Previous articles I’ve written have touched on the topic of documentation. It’s difficult for real estate investors who are stretched thin with other business tasks to worry about currently maintaining a time log that may never have to be presented and will likely only collect dust in a desk. Of course, with today’s technology, there are many app choices to help you record.
You may ask what is required to document your time involved in the business? An IRS Temporary Regulation explains, “The extent of an individual’s participation in an activity may be established by any reasonable means. Contemporaneous daily time reports, logs, or similar documents are not required if the extent of such participation may be established by other reasonable means. Reasonable means for purposes of this paragraph may include but are not limited to the identification of services performed over a period of time and the approximate number of hours spent performing such services during the period, based on appointment books, calendars, or narrative summaries.”
The taxpayer in my earlier example would have a difficult time proving either one of them was a real estate professional since both worked full-time jobs. But you may meet the qualifications. Make sure you take the time to document.
What is all the fuss anyway about being a real estate professional
Remember in my example the taxpayer had a rental loss of $150k. As a passive real estate investor, they were not allowed any deduction in the current year because their modified adjusted gross income (MAGI) exceeded $150k. (Had their MAGI been $100k or lower, they would’ve been able to currently deduct only $25k of real estate losses. And with MAGI between $100k and $150k the amount would’ve been reduced pro rata.) Therefore, the $150k rental loss they produced in their first year is suspended and carried forward to future years. It remains suspended until their MAGI falls within the above parameters or they sell the property.
If one of them had qualified as a real estate professional, they would’ve been able to deduct the loss immediately.
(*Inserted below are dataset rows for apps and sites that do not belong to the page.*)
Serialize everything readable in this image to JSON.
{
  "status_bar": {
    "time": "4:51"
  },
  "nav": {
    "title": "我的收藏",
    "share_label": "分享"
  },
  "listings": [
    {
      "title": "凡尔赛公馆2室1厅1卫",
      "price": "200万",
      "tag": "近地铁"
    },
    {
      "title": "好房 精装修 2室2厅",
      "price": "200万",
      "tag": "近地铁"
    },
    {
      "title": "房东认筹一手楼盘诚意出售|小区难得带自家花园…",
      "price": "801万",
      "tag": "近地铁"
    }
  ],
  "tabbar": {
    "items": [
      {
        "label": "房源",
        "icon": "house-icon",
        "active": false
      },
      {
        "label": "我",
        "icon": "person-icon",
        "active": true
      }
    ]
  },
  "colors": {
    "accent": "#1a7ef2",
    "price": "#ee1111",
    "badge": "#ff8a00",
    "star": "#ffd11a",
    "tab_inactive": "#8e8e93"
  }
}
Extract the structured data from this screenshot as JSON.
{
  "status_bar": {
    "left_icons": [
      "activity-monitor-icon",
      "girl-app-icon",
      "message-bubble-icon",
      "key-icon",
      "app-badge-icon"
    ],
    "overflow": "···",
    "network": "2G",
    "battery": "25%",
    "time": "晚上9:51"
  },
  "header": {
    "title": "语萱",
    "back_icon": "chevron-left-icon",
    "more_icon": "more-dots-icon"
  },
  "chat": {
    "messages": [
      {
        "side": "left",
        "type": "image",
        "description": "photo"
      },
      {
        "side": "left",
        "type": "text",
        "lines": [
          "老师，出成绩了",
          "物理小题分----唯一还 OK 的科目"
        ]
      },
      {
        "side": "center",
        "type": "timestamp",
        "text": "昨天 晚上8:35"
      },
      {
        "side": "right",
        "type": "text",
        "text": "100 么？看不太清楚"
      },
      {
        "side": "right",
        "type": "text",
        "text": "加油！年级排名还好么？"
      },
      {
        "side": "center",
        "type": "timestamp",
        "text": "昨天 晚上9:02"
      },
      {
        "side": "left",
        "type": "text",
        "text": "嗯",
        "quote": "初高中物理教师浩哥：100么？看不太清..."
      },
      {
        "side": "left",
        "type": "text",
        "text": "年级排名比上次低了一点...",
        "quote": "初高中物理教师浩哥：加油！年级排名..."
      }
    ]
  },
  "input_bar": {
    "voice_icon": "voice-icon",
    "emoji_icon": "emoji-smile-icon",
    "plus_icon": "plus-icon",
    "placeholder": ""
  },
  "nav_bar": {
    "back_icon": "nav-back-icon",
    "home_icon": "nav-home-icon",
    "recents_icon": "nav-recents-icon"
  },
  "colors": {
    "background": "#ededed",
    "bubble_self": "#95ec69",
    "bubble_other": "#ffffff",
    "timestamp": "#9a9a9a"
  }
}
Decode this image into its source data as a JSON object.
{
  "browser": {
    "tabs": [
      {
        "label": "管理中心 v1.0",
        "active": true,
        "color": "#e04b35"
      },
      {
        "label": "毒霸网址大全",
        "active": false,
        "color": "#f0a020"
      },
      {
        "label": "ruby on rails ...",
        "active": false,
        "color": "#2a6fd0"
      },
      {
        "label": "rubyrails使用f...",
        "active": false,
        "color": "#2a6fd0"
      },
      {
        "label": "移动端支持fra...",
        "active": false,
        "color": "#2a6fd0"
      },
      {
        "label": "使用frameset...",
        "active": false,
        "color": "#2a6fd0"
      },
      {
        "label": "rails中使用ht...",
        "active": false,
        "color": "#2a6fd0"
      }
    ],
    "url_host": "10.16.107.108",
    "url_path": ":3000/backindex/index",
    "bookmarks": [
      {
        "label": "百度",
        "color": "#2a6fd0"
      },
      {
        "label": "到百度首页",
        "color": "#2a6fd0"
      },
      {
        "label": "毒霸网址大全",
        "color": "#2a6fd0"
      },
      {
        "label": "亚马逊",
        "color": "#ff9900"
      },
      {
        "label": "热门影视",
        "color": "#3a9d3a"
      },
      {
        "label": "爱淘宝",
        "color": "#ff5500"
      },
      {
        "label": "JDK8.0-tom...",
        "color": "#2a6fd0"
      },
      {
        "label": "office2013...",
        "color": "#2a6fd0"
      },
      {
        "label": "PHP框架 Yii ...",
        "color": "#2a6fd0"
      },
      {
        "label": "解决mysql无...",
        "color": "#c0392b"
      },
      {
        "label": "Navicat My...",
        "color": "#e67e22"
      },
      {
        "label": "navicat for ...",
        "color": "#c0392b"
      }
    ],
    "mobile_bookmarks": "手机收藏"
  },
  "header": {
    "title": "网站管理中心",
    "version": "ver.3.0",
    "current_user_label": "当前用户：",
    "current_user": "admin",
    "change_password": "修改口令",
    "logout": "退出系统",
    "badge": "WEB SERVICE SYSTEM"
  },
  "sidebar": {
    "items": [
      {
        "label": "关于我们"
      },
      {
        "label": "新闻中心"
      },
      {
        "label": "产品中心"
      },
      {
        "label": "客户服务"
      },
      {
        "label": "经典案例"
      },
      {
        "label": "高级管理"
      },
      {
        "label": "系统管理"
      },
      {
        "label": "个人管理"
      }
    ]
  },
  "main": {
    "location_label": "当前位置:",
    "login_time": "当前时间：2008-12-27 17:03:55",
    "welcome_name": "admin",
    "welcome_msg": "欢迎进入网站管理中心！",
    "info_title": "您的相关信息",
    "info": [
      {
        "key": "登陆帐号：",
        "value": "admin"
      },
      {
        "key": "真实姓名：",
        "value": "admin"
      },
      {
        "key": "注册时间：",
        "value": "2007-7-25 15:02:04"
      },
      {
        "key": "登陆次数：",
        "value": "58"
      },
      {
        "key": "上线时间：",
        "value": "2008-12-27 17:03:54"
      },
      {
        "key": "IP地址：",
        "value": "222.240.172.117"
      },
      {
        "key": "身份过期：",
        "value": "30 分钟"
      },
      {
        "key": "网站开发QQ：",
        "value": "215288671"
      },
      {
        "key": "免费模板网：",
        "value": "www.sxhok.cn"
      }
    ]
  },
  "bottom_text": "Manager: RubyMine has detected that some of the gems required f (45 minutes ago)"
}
Of course, they wouldn’t likely have had as much W2 wages so any resulting overall loss would be carried forward indefinitely this time being labelled a net operating loss (NOL) to be deducted in future years against ordinary income. (Note: The CARES Act recently allowed NOL’s to temporarily be carried back 5 years.)
Do You Qualify As A Real Estate Professional?
Section 469 of the Internal Revenue Code specifically singles out as a default position that any rental activity is passive unless it meets an exception as follows:
- More than ½ the personal service you performed in trades or businesses during the year must be performed in a real property trade or business in which you materially participate, AND
- You should perform more than 750 hours of services during the year in a real property trade or business in which you materially participate.
You should work predominantly in a real property trade or business such as:
- Real property development
- Leasing; or
Asking the right questions during tax time is very helpful. You may recall in my example the taxpayers used a tax advisor to prepare their return. It is recommended you choose an experienced tax advisor who specializes in real estate to prepare your return and assist with your tax planning throughout the year. Real estate tax accounting can be complicated and require a deeper dive into your current situation than a general accountant may be able to handle.
So, grab a box of Twinkies and get yourself started on the path to real estate professional eligibility by meeting with your advisor and documenting your time spent. You’ll be glad you have a better understanding if the IRS ever comes calling.
This article was previously published by the Kentucky Real Estate Investors Association and is reprinted here with permission.